--- What is being asked ---
Nothing should differ between your output and the entries below.

--- Stored records ---
··········

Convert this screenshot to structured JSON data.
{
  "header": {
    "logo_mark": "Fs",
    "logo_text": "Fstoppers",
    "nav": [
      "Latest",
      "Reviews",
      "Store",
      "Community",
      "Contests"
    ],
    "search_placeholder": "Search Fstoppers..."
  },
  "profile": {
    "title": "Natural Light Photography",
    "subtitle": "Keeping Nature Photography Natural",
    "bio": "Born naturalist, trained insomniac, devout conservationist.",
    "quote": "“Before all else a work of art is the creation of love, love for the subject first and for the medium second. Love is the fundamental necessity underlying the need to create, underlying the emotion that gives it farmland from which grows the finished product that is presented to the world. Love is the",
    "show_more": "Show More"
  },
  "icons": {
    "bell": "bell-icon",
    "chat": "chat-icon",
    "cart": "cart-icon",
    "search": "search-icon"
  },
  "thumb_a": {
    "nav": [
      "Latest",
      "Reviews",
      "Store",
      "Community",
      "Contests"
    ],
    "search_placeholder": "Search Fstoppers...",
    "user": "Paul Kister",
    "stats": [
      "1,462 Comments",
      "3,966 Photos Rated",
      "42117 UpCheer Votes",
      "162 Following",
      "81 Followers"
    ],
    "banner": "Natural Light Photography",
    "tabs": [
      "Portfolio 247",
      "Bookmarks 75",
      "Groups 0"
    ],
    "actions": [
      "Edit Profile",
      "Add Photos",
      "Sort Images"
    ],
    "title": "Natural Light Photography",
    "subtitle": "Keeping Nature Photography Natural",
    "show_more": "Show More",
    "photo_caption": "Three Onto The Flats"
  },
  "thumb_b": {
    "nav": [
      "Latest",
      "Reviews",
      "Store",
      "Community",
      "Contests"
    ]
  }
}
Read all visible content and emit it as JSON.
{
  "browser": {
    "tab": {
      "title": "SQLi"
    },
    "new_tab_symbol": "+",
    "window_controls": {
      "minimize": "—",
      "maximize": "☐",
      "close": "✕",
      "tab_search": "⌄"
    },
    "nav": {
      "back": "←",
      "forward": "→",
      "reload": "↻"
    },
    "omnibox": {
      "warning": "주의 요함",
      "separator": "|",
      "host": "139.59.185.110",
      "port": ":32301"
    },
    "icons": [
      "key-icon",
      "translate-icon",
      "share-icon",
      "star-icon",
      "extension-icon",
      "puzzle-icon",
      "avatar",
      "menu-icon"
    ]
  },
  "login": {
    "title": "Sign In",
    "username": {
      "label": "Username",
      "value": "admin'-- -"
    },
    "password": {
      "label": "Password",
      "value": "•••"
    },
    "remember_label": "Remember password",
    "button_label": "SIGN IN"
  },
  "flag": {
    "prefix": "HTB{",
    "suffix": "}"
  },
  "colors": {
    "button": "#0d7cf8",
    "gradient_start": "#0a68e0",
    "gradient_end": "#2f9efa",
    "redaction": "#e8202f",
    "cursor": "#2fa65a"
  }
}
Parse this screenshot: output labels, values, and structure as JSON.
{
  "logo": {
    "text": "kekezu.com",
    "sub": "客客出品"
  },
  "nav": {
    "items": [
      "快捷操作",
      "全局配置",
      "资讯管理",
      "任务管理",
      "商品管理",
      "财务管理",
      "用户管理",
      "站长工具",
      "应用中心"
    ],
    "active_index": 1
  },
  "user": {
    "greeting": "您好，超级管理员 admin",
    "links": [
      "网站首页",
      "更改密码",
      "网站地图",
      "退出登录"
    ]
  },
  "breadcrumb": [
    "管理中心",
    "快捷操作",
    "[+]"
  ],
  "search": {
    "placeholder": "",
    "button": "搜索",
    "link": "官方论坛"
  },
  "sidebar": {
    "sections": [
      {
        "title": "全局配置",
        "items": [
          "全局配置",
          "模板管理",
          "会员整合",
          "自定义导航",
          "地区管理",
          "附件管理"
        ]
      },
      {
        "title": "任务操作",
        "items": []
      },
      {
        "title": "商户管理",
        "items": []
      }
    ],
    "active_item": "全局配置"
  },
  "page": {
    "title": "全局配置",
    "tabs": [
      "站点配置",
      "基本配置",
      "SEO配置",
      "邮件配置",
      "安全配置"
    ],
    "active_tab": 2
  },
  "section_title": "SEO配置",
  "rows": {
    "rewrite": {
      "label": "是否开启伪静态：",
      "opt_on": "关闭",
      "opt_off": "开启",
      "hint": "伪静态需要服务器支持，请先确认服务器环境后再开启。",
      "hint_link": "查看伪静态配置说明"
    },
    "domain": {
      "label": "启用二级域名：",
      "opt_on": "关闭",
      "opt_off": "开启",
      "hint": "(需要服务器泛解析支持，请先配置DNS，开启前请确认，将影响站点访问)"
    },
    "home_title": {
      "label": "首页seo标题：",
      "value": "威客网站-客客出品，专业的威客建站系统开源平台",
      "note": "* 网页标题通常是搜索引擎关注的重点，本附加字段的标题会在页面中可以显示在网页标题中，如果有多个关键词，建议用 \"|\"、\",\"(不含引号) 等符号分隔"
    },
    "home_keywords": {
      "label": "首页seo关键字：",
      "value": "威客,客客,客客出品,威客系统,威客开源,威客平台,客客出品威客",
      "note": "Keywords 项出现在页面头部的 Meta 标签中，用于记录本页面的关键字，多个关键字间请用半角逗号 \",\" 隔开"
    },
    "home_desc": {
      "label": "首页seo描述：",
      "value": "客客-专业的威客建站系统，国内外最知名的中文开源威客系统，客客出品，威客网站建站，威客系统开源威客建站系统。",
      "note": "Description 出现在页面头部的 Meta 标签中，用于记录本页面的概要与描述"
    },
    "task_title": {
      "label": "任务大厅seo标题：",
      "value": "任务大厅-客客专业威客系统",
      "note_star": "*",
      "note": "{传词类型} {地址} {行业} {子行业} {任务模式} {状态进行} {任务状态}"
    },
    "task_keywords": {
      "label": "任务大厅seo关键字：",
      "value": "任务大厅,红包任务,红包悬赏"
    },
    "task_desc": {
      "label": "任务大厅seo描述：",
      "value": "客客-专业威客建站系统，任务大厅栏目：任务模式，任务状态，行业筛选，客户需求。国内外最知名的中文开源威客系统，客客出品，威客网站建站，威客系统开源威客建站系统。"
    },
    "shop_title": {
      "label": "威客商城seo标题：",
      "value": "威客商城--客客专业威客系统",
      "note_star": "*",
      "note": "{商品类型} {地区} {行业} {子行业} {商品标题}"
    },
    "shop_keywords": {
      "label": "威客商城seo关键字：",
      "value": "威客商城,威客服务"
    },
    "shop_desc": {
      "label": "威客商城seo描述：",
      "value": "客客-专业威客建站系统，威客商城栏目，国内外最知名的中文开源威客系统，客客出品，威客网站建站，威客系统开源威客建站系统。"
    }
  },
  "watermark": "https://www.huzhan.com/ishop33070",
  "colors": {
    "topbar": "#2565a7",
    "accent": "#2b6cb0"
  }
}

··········

--- Expected output ---
Convert this screenshot to structured JSON data.
{
  "header": {
    "logo_mark": "Fs",
    "logo_text": "Fstoppers",
    "nav": [
      "Latest",
      "Reviews",
      "Store",
      "Community",
      "Contests"
    ],
    "search_placeholder": "Search Fstoppers..."
  },
  "profile": {
    "title": "Natural Light Photography",
    "subtitle": "Keeping Nature Photography Natural",
    "bio": "Born naturalist, trained insomniac, devout conservationist.",
    "quote": "“Before all else a work of art is the creation of love, love for the subject first and for the medium second. Love is the fundamental necessity underlying the need to create, underlying the emotion that gives it farmland from which grows the finished product that is presented to the world. Love is the",
    "show_more": "Show More"
  },
  "icons": {
    "bell": "bell-icon",
    "chat": "chat-icon",
    "cart": "cart-icon",
    "search": "search-icon"
  },
  "thumb_a": {
    "nav": [
      "Latest",
      "Reviews",
      "Store",
      "Community",
      "Contests"
    ],
    "search_placeholder": "Search Fstoppers...",
    "user": "Paul Kister",
    "stats": [
      "1,462 Comments",
      "3,966 Photos Rated",
      "42117 UpCheer Votes",
      "162 Following",
      "81 Followers"
    ],
    "banner": "Natural Light Photography",
    "tabs": [
      "Portfolio 247",
      "Bookmarks 75",
      "Groups 0"
    ],
    "actions": [
      "Edit Profile",
      "Add Photos",
      "Sort Images"
    ],
    "title": "Natural Light Photography",
    "subtitle": "Keeping Nature Photography Natural",
    "show_more": "Show More",
    "photo_caption": "Three Onto The Flats"
  },
  "thumb_b": {
    "nav": [
      "Latest",
      "Reviews",
      "Store",
      "Community",
      "Contests"
    ]
  }
}
Read all visible content and emit it as JSON.
{
  "browser": {
    "tab": {
      "title": "SQLi"
    },
    "new_tab_symbol": "+",
    "window_controls": {
      "minimize": "—",
      "maximize": "☐",
      "close": "✕",
      "tab_search": "⌄"
    },
    "nav": {
      "back": "←",
      "forward": "→",
      "reload": "↻"
    },
    "omnibox": {
      "warning": "주의 요함",
      "separator": "|",
      "host": "139.59.185.110",
      "port": ":32301"
    },
    "icons": [
      "key-icon",
      "translate-icon",
      "share-icon",
      "star-icon",
      "extension-icon",
      "puzzle-icon",
      "avatar",
      "menu-icon"
    ]
  },
  "login": {
    "title": "Sign In",
    "username": {
      "label": "Username",
      "value": "admin'-- -"
    },
    "password": {
      "label": "Password",
      "value": "•••"
    },
    "remember_label": "Remember password",
    "button_label": "SIGN IN"
  },
  "flag": {
    "prefix": "HTB{",
    "suffix": "}"
  },
  "colors": {
    "button": "#0d7cf8",
    "gradient_start": "#0a68e0",
    "gradient_end": "#2f9efa",
    "redaction": "#e8202f",
    "cursor": "#2fa65a"
  }
}
Parse this screenshot: output labels, values, and structure as JSON.
{
  "logo": {
    "text": "kekezu.com",
    "sub": "客客出品"
  },
  "nav": {
    "items": [
      "快捷操作",
      "全局配置",
      "资讯管理",
      "任务管理",
      "商品管理",
      "财务管理",
      "用户管理",
      "站长工具",
      "应用中心"
    ],
    "active_index": 1
  },
  "user": {
    "greeting": "您好，超级管理员 admin",
    "links": [
      "网站首页",
      "更改密码",
      "网站地图",
      "退出登录"
    ]
  },
  "breadcrumb": [
    "管理中心",
    "快捷操作",
    "[+]"
  ],
  "search": {
    "placeholder": "",
    "button": "搜索",
    "link": "官方论坛"
  },
  "sidebar": {
    "sections": [
      {
        "title": "全局配置",
        "items": [
          "全局配置",
          "模板管理",
          "会员整合",
          "自定义导航",
          "地区管理",
          "附件管理"
        ]
      },
      {
        "title": "任务操作",
        "items": []
      },
      {
        "title": "商户管理",
        "items": []
      }
    ],
    "active_item": "全局配置"
  },
  "page": {
    "title": "全局配置",
    "tabs": [
      "站点配置",
      "基本配置",
      "SEO配置",
      "邮件配置",
      "安全配置"
    ],
    "active_tab": 2
  },
  "section_title": "SEO配置",
  "rows": {
    "rewrite": {
      "label": "是否开启伪静态：",
      "opt_on": "关闭",
      "opt_off": "开启",
      "hint": "伪静态需要服务器支持，请先确认服务器环境后再开启。",
      "hint_link": "查看伪静态配置说明"
    },
    "domain": {
      "label": "启用二级域名：",
      "opt_on": "关闭",
      "opt_off": "开启",
      "hint": "(需要服务器泛解析支持，请先配置DNS，开启前请确认，将影响站点访问)"
    },
    "home_title": {
      "label": "首页seo标题：",
      "value": "威客网站-客客出品，专业的威客建站系统开源平台",
      "note": "* 网页标题通常是搜索引擎关注的重点，本附加字段的标题会在页面中可以显示在网页标题中，如果有多个关键词，建议用 \"|\"、\",\"(不含引号) 等符号分隔"
    },
    "home_keywords": {
      "label": "首页seo关键字：",
      "value": "威客,客客,客客出品,威客系统,威客开源,威客平台,客客出品威客",
      "note": "Keywords 项出现在页面头部的 Meta 标签中，用于记录本页面的关键字，多个关键字间请用半角逗号 \",\" 隔开"
    },
    "home_desc": {
      "label": "首页seo描述：",
      "value": "客客-专业的威客建站系统，国内外最知名的中文开源威客系统，客客出品，威客网站建站，威客系统开源威客建站系统。",
      "note": "Description 出现在页面头部的 Meta 标签中，用于记录本页面的概要与描述"
    },
    "task_title": {
      "label": "任务大厅seo标题：",
      "value": "任务大厅-客客专业威客系统",
      "note_star": "*",
      "note": "{传词类型} {地址} {行业} {子行业} {任务模式} {状态进行} {任务状态}"
    },
    "task_keywords": {
      "label": "任务大厅seo关键字：",
      "value": "任务大厅,红包任务,红包悬赏"
    },
    "task_desc": {
      "label": "任务大厅seo描述：",
      "value": "客客-专业威客建站系统，任务大厅栏目：任务模式，任务状态，行业筛选，客户需求。国内外最知名的中文开源威客系统，客客出品，威客网站建站，威客系统开源威客建站系统。"
    },
    "shop_title": {
      "label": "威客商城seo标题：",
      "value": "威客商城--客客专业威客系统",
      "note_star": "*",
      "note": "{商品类型} {地区} {行业} {子行业} {商品标题}"
    },
    "shop_keywords": {
      "label": "威客商城seo关键字：",
      "value": "威客商城,威客服务"
    },
    "shop_desc": {
      "label": "威客商城seo描述：",
      "value": "客客-专业威客建站系统，威客商城栏目，国内外最知名的中文开源威客系统，客客出品，威客网站建站，威客系统开源威客建站系统。"
    }
  },
  "watermark": "https://www.huzhan.com/ishop33070",
  "colors": {
    "topbar": "#2565a7",
    "accent": "#2b6cb0"
  }
}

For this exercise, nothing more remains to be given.